» **Task details**
For the string "this", find every matching line in the records and copy it.

━━ Input records ━━

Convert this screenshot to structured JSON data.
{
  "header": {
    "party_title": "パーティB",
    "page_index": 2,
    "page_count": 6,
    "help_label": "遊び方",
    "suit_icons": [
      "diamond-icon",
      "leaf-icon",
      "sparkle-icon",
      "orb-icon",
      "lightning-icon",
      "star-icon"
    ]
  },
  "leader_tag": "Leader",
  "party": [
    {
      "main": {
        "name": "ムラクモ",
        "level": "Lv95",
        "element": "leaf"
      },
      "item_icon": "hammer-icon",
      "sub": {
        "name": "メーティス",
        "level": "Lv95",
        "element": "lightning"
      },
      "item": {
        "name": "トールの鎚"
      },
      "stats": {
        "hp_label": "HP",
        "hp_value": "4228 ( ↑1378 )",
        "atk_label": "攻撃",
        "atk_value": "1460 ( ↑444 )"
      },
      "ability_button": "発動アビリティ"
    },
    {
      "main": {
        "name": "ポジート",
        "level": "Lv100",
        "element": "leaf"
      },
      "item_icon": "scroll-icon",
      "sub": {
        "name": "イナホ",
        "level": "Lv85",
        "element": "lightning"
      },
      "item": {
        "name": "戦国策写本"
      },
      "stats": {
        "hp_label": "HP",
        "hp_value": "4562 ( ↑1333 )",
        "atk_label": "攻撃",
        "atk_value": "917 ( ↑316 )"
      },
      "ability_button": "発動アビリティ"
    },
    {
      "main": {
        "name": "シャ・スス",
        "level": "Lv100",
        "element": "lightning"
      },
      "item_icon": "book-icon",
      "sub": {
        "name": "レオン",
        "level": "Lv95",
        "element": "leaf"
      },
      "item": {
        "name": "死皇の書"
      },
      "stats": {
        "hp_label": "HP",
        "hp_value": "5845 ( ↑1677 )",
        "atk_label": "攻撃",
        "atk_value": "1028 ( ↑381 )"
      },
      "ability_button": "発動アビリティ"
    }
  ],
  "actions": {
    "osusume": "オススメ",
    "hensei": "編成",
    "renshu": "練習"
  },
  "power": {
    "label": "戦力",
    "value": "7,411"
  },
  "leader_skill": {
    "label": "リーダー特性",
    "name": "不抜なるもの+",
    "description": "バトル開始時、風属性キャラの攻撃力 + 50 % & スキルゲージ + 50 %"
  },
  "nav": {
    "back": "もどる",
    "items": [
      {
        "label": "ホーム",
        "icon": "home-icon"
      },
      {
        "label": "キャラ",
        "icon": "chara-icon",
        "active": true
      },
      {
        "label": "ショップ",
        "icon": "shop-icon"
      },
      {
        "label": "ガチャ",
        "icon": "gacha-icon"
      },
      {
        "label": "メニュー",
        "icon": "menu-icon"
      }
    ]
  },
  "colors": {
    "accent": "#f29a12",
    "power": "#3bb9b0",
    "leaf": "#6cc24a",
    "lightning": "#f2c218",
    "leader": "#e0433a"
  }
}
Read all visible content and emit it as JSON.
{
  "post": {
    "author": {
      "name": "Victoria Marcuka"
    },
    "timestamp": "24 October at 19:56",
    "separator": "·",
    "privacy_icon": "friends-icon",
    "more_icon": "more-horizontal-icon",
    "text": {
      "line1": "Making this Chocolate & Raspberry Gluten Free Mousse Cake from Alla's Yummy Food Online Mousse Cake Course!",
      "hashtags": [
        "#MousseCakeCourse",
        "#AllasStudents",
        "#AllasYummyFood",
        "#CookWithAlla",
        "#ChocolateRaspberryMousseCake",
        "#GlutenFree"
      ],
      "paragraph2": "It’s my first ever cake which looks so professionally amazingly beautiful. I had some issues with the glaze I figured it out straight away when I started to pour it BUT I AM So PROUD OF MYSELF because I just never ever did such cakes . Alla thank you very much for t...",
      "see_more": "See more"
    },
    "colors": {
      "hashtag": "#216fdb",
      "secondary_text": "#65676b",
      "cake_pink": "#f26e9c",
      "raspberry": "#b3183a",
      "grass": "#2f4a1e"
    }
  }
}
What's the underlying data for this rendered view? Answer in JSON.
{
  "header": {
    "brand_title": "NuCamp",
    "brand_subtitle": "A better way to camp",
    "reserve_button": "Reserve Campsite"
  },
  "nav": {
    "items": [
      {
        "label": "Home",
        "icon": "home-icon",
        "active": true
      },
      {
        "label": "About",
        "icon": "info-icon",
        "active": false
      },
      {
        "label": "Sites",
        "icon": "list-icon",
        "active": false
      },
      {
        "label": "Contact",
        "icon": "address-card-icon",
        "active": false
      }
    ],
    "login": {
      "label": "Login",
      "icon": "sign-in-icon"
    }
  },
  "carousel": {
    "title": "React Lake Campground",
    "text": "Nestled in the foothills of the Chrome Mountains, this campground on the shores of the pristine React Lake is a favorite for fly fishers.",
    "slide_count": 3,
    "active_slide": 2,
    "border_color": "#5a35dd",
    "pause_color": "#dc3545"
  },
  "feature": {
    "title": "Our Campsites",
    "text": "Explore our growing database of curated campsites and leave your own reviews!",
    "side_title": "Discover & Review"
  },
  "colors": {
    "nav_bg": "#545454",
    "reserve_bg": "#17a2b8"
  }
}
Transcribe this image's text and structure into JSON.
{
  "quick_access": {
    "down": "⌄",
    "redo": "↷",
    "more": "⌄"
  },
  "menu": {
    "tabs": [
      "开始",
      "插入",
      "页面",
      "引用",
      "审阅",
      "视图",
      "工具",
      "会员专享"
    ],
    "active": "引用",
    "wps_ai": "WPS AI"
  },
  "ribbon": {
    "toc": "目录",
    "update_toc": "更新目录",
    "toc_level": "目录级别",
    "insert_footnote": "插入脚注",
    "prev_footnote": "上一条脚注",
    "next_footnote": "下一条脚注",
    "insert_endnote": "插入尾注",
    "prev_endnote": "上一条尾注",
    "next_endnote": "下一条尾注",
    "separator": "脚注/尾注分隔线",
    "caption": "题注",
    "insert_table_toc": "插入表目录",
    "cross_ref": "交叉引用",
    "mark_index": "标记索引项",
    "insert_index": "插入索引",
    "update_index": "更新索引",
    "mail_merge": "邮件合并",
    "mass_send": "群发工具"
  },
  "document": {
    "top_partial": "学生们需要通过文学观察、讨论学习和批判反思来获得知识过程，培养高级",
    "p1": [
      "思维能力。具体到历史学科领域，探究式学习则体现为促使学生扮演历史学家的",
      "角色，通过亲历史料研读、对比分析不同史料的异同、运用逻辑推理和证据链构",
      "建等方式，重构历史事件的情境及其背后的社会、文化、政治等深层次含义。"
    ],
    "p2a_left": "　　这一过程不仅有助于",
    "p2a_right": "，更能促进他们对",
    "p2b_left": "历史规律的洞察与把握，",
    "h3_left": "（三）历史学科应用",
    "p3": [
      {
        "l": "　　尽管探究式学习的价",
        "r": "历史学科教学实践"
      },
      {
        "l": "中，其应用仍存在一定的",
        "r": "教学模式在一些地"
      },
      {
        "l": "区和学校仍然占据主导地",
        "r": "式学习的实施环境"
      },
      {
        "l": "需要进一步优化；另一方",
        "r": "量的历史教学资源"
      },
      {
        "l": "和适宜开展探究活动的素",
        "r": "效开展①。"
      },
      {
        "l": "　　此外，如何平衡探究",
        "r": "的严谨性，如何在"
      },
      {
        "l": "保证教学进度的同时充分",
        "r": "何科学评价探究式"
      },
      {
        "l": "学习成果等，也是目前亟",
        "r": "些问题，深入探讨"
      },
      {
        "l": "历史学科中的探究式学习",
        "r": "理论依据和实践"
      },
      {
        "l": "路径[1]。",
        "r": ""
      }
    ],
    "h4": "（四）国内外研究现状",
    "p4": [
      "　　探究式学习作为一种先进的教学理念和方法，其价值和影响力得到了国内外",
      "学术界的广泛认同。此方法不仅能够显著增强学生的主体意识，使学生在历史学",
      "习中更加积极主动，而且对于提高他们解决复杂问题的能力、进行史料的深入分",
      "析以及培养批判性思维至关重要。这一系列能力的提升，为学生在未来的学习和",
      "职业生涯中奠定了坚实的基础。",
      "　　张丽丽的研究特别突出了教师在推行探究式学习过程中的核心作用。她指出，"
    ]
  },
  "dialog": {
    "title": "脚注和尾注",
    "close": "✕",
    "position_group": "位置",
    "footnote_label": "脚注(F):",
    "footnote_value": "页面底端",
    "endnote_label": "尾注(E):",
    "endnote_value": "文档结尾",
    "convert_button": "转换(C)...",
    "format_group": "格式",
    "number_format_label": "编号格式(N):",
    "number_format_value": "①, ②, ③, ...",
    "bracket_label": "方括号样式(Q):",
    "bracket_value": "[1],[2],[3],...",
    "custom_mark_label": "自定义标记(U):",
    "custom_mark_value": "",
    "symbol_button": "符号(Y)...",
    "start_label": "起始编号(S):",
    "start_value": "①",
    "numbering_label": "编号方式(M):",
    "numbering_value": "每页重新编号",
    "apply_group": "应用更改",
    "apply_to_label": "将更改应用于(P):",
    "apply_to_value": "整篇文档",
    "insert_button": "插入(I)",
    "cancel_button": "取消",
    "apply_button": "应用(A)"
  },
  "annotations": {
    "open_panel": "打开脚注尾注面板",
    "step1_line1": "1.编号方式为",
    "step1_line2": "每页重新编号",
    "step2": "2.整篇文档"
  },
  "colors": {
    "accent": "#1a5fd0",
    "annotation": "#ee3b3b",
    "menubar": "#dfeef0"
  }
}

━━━

» **Task result**
Convert this screenshot to structured JSON data.
      "line1": "Making this Chocolate & Raspberry Gluten Free Mousse Cake from Alla's Yummy Food Online Mousse Cake Course!",
What's the underlying data for this rendered view? Answer in JSON.
    "text": "Nestled in the foothills of the Chrome Mountains, this campground on the shores of the pristine React Lake is a favorite for fly fishers.",
Transcribe this image's text and structure into JSON.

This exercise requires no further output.